Component data from apps and pages:
_ _ _
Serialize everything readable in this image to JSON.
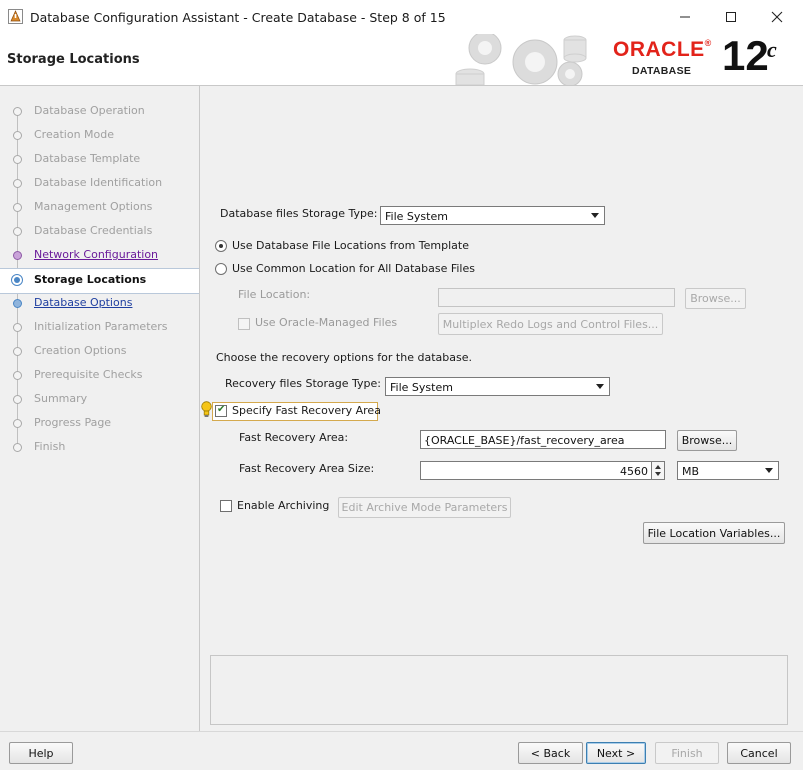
{
  "window": {
    "title": "Database Configuration Assistant - Create Database - Step 8 of 15",
    "controls": {
      "minimize": "–",
      "maximize": "☐",
      "close": "✕"
    }
  },
  "header": {
    "page_title": "Storage Locations",
    "brand": {
      "wordmark": "ORACLE",
      "registered": "®",
      "product": "DATABASE",
      "version": "12",
      "version_suffix": "c"
    }
  },
  "nav": {
    "items": [
      {
        "label": "Database Operation",
        "state": "done"
      },
      {
        "label": "Creation Mode",
        "state": "done"
      },
      {
        "label": "Database Template",
        "state": "done"
      },
      {
        "label": "Database Identification",
        "state": "done"
      },
      {
        "label": "Management Options",
        "state": "done"
      },
      {
        "label": "Database Credentials",
        "state": "done"
      },
      {
        "label": "Network Configuration",
        "state": "visited"
      },
      {
        "label": "Storage Locations",
        "state": "current"
      },
      {
        "label": "Database Options",
        "state": "link"
      },
      {
        "label": "Initialization Parameters",
        "state": "disabled"
      },
      {
        "label": "Creation Options",
        "state": "disabled"
      },
      {
        "label": "Prerequisite Checks",
        "state": "disabled"
      },
      {
        "label": "Summary",
        "state": "disabled"
      },
      {
        "label": "Progress Page",
        "state": "disabled"
      },
      {
        "label": "Finish",
        "state": "disabled"
      }
    ]
  },
  "storage": {
    "type_label": "Database files Storage Type:",
    "type_value": "File System",
    "option_template": "Use Database File Locations from Template",
    "option_common": "Use Common Location for All Database Files",
    "file_location_label": "File Location:",
    "file_location_value": "",
    "browse_label": "Browse...",
    "omf_label": "Use Oracle-Managed Files",
    "multiplex_label": "Multiplex Redo Logs and Control Files..."
  },
  "recovery": {
    "intro": "Choose the recovery options for the database.",
    "type_label": "Recovery files Storage Type:",
    "type_value": "File System",
    "fra_check_label": "Specify Fast Recovery Area",
    "fra_label": "Fast Recovery Area:",
    "fra_value": "{ORACLE_BASE}/fast_recovery_area",
    "browse_label": "Browse...",
    "size_label": "Fast Recovery Area Size:",
    "size_value": "4560",
    "size_unit": "MB",
    "archiving_label": "Enable Archiving",
    "archive_params_label": "Edit Archive Mode Parameters",
    "variables_label": "File Location Variables..."
  },
  "footer": {
    "help": "Help",
    "back": "< Back",
    "next": "Next >",
    "finish": "Finish",
    "cancel": "Cancel"
  },
  "colors": {
    "oracle_red": "#e2231a",
    "link_blue": "#1f3fa0",
    "visited_purple": "#6a1b9a"
  }
}
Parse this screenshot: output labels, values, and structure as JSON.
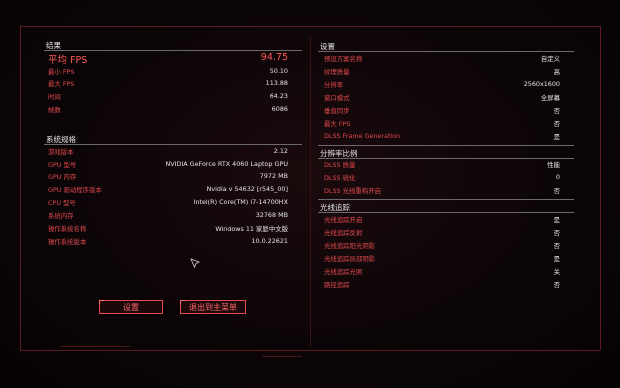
{
  "left": {
    "results": {
      "title": "结果",
      "avg_fps": {
        "label": "平均 FPS",
        "value": "94.75"
      },
      "rows": [
        {
          "label": "最小 FPS",
          "value": "50.10"
        },
        {
          "label": "最大 FPS",
          "value": "113.88"
        },
        {
          "label": "时间",
          "value": "64.23"
        },
        {
          "label": "帧数",
          "value": "6086"
        }
      ]
    },
    "system": {
      "title": "系统规格",
      "rows": [
        {
          "label": "游戏版本",
          "value": "2.12"
        },
        {
          "label": "GPU 型号",
          "value": "NVIDIA GeForce RTX 4060 Laptop GPU"
        },
        {
          "label": "GPU 内存",
          "value": "7972 MB"
        },
        {
          "label": "GPU 驱动程序版本",
          "value": "Nvidia v 54632 [r545_00]"
        },
        {
          "label": "CPU 型号",
          "value": "Intel(R) Core(TM) i7-14700HX"
        },
        {
          "label": "系统内存",
          "value": "32768 MB"
        },
        {
          "label": "操作系统名称",
          "value": "Windows 11 家庭中文版"
        },
        {
          "label": "操作系统版本",
          "value": "10.0.22621"
        }
      ]
    },
    "buttons": {
      "settings": "设置",
      "exit": "退出到主菜单"
    }
  },
  "right": {
    "settings": {
      "title": "设置",
      "rows": [
        {
          "label": "预设方案名称",
          "value": "自定义"
        },
        {
          "label": "纹理质量",
          "value": "高"
        },
        {
          "label": "分辨率",
          "value": "2560x1600"
        },
        {
          "label": "窗口模式",
          "value": "全屏幕"
        },
        {
          "label": "垂直同步",
          "value": "否"
        },
        {
          "label": "最大 FPS",
          "value": "否"
        },
        {
          "label": "DLSS Frame Generation",
          "value": "是"
        }
      ]
    },
    "resolution_scaling": {
      "title": "分辨率比例",
      "rows": [
        {
          "label": "DLSS 质量",
          "value": "性能"
        },
        {
          "label": "DLSS 锐化",
          "value": "0"
        },
        {
          "label": "DLSS 光线重构开启",
          "value": "否"
        }
      ]
    },
    "ray_tracing": {
      "title": "光线追踪",
      "rows": [
        {
          "label": "光线追踪开启",
          "value": "是"
        },
        {
          "label": "光线追踪反射",
          "value": "否"
        },
        {
          "label": "光线追踪阳光阴影",
          "value": "否"
        },
        {
          "label": "光线追踪局部阴影",
          "value": "是"
        },
        {
          "label": "光线追踪光照",
          "value": "关"
        },
        {
          "label": "路径追踪",
          "value": "否"
        }
      ]
    }
  },
  "colors": {
    "accent": "#e04a4e",
    "text": "#e6e6e6",
    "background": "#0c0507"
  }
}
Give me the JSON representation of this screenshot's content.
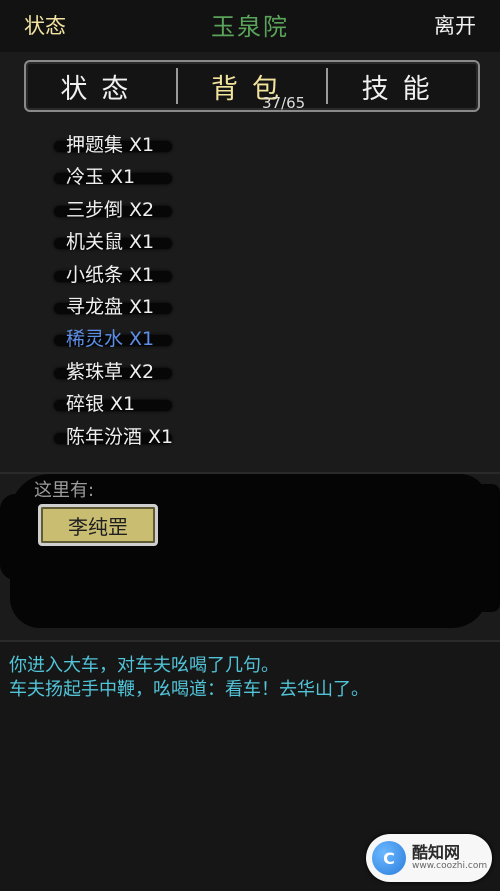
{
  "header": {
    "left_label": "状态",
    "title": "玉泉院",
    "right_label": "离开"
  },
  "tabs": [
    {
      "label": "状态",
      "active": false
    },
    {
      "label": "背包",
      "active": true
    },
    {
      "label": "技能",
      "active": false
    }
  ],
  "bag": {
    "count_text": "37/65",
    "items": [
      {
        "label": "押题集 X1",
        "highlight": false
      },
      {
        "label": "冷玉 X1",
        "highlight": false
      },
      {
        "label": "三步倒 X2",
        "highlight": false
      },
      {
        "label": "机关鼠 X1",
        "highlight": false
      },
      {
        "label": "小纸条 X1",
        "highlight": false
      },
      {
        "label": "寻龙盘 X1",
        "highlight": false
      },
      {
        "label": "稀灵水 X1",
        "highlight": true
      },
      {
        "label": "紫珠草 X2",
        "highlight": false
      },
      {
        "label": "碎银 X1",
        "highlight": false
      },
      {
        "label": "陈年汾酒 X1",
        "highlight": false
      }
    ]
  },
  "here": {
    "label": "这里有:",
    "npc_button": "李纯罡"
  },
  "log": {
    "lines": [
      "你进入大车，对车夫吆喝了几句。",
      "车夫扬起手中鞭，吆喝道：看车！去华山了。"
    ]
  },
  "watermark": {
    "mark": "C",
    "name": "酷知网",
    "url": "www.coozhi.com"
  },
  "colors": {
    "accent_gold": "#f2e39d",
    "title_green": "#5aa35a",
    "highlight_blue": "#5d8fe8",
    "log_cyan": "#51c4d8",
    "npc_button": "#c9bd72"
  }
}
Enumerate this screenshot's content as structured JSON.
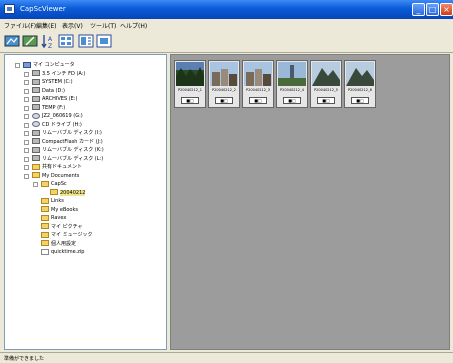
{
  "window": {
    "title": "CapScViewer"
  },
  "menu": [
    "ファイル(F)",
    "編集(E)",
    "表示(V)",
    "ツール(T)",
    "ヘルプ(H)"
  ],
  "toolbar": [
    {
      "icon": "view-icon"
    },
    {
      "icon": "edit-icon"
    },
    {
      "icon": "sort-icon"
    },
    {
      "icon": "thumbnail-view-icon"
    },
    {
      "icon": "list-view-icon"
    },
    {
      "icon": "slideshow-icon"
    }
  ],
  "tree": [
    {
      "label": "マイ コンピュータ",
      "icon": "comp",
      "expander": true
    },
    {
      "label": "3.5 インチ FD (A:)",
      "icon": "drive",
      "expander": true
    },
    {
      "label": "SYSTEM (C:)",
      "icon": "drive",
      "expander": true
    },
    {
      "label": "Data (D:)",
      "icon": "drive",
      "expander": true
    },
    {
      "label": "ARCHIVES (E:)",
      "icon": "drive",
      "expander": true
    },
    {
      "label": "TEMP (F:)",
      "icon": "drive",
      "expander": true
    },
    {
      "label": "JZ2_060619 (G:)",
      "icon": "cd",
      "expander": true
    },
    {
      "label": "CD ドライブ (H:)",
      "icon": "cd",
      "expander": true
    },
    {
      "label": "リムーバブル ディスク (I:)",
      "icon": "drive",
      "expander": true
    },
    {
      "label": "CompactFlash カード (J:)",
      "icon": "drive",
      "expander": true
    },
    {
      "label": "リムーバブル ディスク (K:)",
      "icon": "drive",
      "expander": true
    },
    {
      "label": "リムーバブル ディスク (L:)",
      "icon": "drive",
      "expander": true
    },
    {
      "label": "共有ドキュメント",
      "icon": "folder",
      "expander": true
    },
    {
      "label": "My Documents",
      "icon": "folder",
      "expander": true
    },
    {
      "label": "CapSc",
      "icon": "folder",
      "expander": true
    },
    {
      "label": "20040212",
      "icon": "folder",
      "expander": false,
      "selected": true
    },
    {
      "label": "Links",
      "icon": "folder",
      "expander": false
    },
    {
      "label": "My eBooks",
      "icon": "folder",
      "expander": false
    },
    {
      "label": "Ravex",
      "icon": "folder",
      "expander": false
    },
    {
      "label": "マイ ピクチャ",
      "icon": "folder",
      "expander": false
    },
    {
      "label": "マイ ミュージック",
      "icon": "folder",
      "expander": false
    },
    {
      "label": "個人用設定",
      "icon": "folder",
      "expander": false
    },
    {
      "label": "quicktime.zip",
      "icon": "file",
      "expander": false
    }
  ],
  "thumbnails": [
    {
      "filename": "P20040212_1",
      "buttons": "■□",
      "scene": "forest"
    },
    {
      "filename": "P20040212_2",
      "buttons": "■□",
      "scene": "town"
    },
    {
      "filename": "P20040212_3",
      "buttons": "■□",
      "scene": "town"
    },
    {
      "filename": "P20040212_4",
      "buttons": "■□",
      "scene": "tower"
    },
    {
      "filename": "P20040212_5",
      "buttons": "■□",
      "scene": "mountain"
    },
    {
      "filename": "P20040212_6",
      "buttons": "■□",
      "scene": "mountain"
    }
  ],
  "status": {
    "text": "準備ができました"
  },
  "colors": {
    "titlebar": "#0a5bd8",
    "thumb_pane": "#9c9c9c",
    "selection": "#f2e48a"
  }
}
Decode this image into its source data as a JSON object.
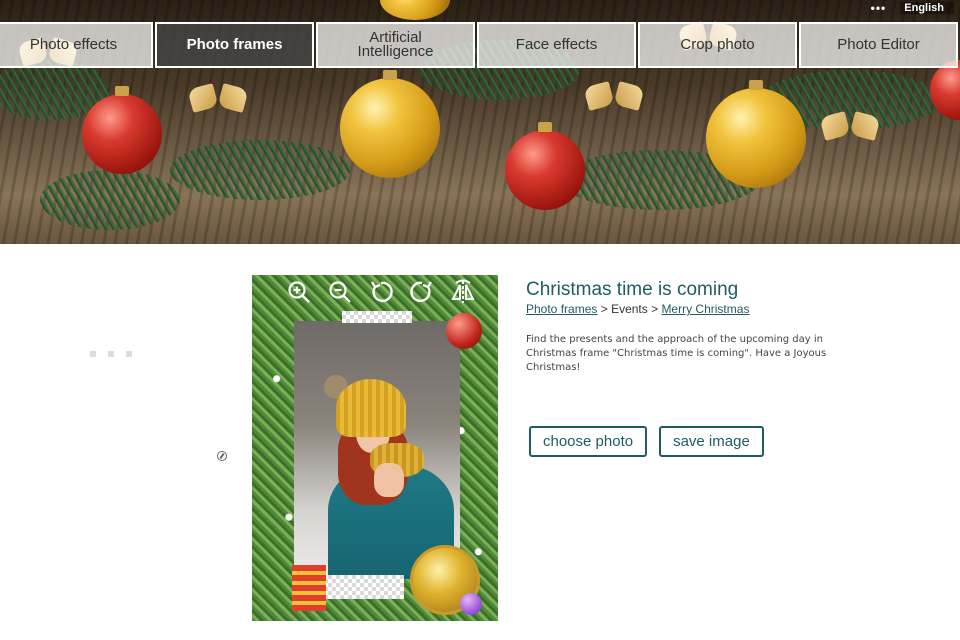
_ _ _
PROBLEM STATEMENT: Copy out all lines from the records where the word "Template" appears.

RESPONSE AREA:
        "label": "Database Template",
    "option_template": "Use Database File Locations from Template",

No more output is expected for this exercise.